Twenty-two terrific, highly readable stories, accompanied by five very entertaining autobiographical essays by the author (each essay introducing a group of stories and discussing what the author was doing in his life at the time he wrote the stories in question). There's also a nice little initial introduction to the whole package by Gardner Dozois.
What I liked a lot about these stories is the skillful, artful balance between clarity and ambiguity. Plot points and story developments are always very clear, so the reader knows exactly what is going on; yet Mr. Martin often chooses to pull back and let the reader decide the implications of characters' decisions rather than hit us over the head with an obvious "lesson".
It's funny, though. Mr. Martin's developed his writing craft much quicker than he accumulated life experience. The result: several stories ("The Second Kind of Loneliness" and "Meathouse Man" chief among them) that are highly polished in their craft but about little more than a young man's fear of talking to a pretty girl or depression when a relationship with said girl doesn't work out. Make no mistake, with their imaginative science-fiction, horror, or fantasy trappings, they're very interesting stories; I just thought it was amusing how, in certain particular stories, the writing was very sophisticated but the human/emotional themes were so basic.
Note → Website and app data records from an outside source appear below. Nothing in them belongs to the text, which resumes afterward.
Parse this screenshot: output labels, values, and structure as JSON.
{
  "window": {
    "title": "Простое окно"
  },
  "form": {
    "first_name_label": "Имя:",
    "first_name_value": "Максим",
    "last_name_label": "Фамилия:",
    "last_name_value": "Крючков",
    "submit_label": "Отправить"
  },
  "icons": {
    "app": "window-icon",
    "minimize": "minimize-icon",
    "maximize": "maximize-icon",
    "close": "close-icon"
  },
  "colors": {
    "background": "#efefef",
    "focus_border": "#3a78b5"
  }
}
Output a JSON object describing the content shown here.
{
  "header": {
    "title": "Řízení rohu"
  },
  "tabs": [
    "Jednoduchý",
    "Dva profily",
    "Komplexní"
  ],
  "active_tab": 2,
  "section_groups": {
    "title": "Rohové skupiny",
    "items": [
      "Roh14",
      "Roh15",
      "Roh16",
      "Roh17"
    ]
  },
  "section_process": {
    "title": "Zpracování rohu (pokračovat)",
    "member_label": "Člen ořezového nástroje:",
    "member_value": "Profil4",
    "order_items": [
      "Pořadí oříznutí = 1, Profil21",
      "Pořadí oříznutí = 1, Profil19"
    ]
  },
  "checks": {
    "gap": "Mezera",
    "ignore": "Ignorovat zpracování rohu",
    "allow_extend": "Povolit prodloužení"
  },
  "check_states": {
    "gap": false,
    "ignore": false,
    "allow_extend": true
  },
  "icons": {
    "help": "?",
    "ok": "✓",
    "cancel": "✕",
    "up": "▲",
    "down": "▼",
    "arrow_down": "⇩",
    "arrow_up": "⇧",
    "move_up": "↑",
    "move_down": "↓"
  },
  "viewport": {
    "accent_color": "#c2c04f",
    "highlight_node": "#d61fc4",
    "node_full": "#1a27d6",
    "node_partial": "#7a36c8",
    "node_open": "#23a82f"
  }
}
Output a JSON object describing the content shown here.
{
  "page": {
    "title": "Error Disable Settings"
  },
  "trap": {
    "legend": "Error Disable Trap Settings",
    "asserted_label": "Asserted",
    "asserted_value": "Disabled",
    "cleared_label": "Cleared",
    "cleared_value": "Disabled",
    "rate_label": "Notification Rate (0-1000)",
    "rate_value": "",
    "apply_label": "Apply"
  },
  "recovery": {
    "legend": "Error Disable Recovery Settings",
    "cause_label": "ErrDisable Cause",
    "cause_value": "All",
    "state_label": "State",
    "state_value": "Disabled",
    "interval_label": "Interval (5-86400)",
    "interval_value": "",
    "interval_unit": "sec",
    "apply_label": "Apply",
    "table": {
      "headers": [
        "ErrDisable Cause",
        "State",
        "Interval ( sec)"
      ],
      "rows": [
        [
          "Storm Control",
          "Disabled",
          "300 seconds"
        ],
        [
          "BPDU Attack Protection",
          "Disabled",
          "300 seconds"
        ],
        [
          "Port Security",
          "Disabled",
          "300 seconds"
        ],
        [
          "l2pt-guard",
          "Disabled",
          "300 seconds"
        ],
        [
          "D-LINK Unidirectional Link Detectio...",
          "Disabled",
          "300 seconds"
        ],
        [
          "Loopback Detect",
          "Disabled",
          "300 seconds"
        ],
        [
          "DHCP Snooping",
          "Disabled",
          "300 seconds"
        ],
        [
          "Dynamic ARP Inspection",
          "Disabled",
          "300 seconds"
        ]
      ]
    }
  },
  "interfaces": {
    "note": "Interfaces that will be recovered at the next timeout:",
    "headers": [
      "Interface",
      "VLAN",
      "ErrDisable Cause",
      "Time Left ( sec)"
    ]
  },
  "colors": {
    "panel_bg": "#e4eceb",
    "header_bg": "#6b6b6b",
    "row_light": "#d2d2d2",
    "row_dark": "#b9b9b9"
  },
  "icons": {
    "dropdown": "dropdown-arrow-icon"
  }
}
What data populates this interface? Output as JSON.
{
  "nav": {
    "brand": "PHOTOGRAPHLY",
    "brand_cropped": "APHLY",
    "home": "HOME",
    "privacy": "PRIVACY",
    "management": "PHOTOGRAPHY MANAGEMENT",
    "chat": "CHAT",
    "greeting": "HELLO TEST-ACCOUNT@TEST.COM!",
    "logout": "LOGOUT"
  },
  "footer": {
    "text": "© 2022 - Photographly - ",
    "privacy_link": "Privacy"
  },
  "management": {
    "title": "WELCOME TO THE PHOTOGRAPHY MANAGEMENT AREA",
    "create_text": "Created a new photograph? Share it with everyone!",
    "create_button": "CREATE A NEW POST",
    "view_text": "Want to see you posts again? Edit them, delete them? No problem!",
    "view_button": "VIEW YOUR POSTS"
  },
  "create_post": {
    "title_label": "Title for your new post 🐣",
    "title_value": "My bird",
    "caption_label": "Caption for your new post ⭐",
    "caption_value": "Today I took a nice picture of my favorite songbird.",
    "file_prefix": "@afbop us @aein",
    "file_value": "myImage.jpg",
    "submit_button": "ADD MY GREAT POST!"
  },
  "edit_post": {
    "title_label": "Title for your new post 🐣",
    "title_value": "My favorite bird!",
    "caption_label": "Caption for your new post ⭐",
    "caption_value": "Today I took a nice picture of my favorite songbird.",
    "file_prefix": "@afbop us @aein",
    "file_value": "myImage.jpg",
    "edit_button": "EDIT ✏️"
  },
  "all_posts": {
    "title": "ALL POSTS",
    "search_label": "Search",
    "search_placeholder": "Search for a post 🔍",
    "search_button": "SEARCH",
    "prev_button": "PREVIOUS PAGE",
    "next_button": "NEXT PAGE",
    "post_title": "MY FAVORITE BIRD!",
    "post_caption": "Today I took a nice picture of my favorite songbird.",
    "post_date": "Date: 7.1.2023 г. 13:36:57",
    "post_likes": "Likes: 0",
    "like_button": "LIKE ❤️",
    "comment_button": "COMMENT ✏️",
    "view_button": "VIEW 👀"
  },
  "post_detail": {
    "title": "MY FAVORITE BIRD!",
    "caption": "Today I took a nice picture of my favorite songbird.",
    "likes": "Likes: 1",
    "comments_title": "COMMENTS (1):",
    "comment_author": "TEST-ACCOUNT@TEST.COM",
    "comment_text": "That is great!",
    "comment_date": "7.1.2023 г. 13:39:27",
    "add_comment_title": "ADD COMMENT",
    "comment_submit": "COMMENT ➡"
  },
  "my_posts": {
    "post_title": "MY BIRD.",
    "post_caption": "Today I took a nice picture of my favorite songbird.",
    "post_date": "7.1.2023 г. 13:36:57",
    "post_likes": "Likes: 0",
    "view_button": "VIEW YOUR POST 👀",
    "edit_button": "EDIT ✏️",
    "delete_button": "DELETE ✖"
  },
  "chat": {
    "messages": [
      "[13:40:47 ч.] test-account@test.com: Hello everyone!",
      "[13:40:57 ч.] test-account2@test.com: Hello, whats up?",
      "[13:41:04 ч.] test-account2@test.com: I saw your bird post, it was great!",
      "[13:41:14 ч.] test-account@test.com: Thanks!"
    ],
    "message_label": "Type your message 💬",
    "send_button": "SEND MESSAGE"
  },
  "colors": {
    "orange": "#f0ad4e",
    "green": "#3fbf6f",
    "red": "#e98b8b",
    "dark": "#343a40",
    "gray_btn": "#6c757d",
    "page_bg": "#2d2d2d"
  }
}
But even some of these stories feature the sophisticated ambiguity mentioned previously.
Highlights of the book? I particularly enjoyed the long "Nightflyers" (it's pretty much a novella); it reminded me of a really good Arthur C. Clarke story. "Sandkings" was a great SF/horror hybrid. And the out-and-out fantasy entry, "The Ice Dragon" was wonderful, too. In fact, there's not a clunker in the bunch, even among the early "fan fiction" stories ("Only Kids Are Afraid of the Dark", "And Death His Legacy", etc.) also included by Mr. Martin.
When posting a positive review of an entry in a multi-part series, I try to avoid a trite closing sentence along the line of "this installment was great, and I'm certainly on board for the next volume." But, uh, there's really nothing left to say but... this installment was great and I'm certainly on board for the next volume.
Well, I do have ONE more thing to say. Maybe my new Amazon Kindle will arrive in time for me to purchase the also-hefty "Dreamsongs, Volume 2" via that handy electronic device. Like Mr. Martin's also excellent "A Song of Ice and Fire" fantasy novels, these suckers are BIG books and a bit of a pain to lug around. Get working, Amazon!
on April 11, 2012
George R.R.Martin writes a commentary before each section of the book telling how he came to write the stories in that section. I found his personal comments fascinating. He writes science fiction, fantasy, horror and sometimes combines them. He is so prolific, versatile and fun to read.
on June 18, 2015
It's not a novel folks. Dreamsongs is the journey of George R.R. Martin, from passion to prolific pro. The book is a treasure map of short stories that begins with fanzines and comics, where some of his first work was published. The filthy pro section highlights some of his professional work which is amazing in its own right. Sandkings and Night Flier, longer novella stories, are some of the best pieces in this book. Some say that short form fiction is a dying market, but Martin brings it to life with masterful stories. Whether you're just a casual fan, a budding writer, or a fanatic, you'll love this book. Don't skip the introduction for each section as it lends context to the stories that follow. Can't wait to pick up volume 2. Thanks George.
on May 22, 2016
It's not a bad collection of stories by this fantastic author. It's pretty much a lot of one off short stories, A few TV scripts thrown in too. Not a bad read but certainly not among his best works either. There are a few good stories in there (A Song For Lya, Ice Dragon) but most are sort of so-so.
on May 13, 2016
This is life. The author is a genius. The writing very intelligent, poetic, heartfelt, raw. One of the best. I forsee it being a required classical reading in the future. Lol, no not really but it is very well written so far as all time classics are concerned.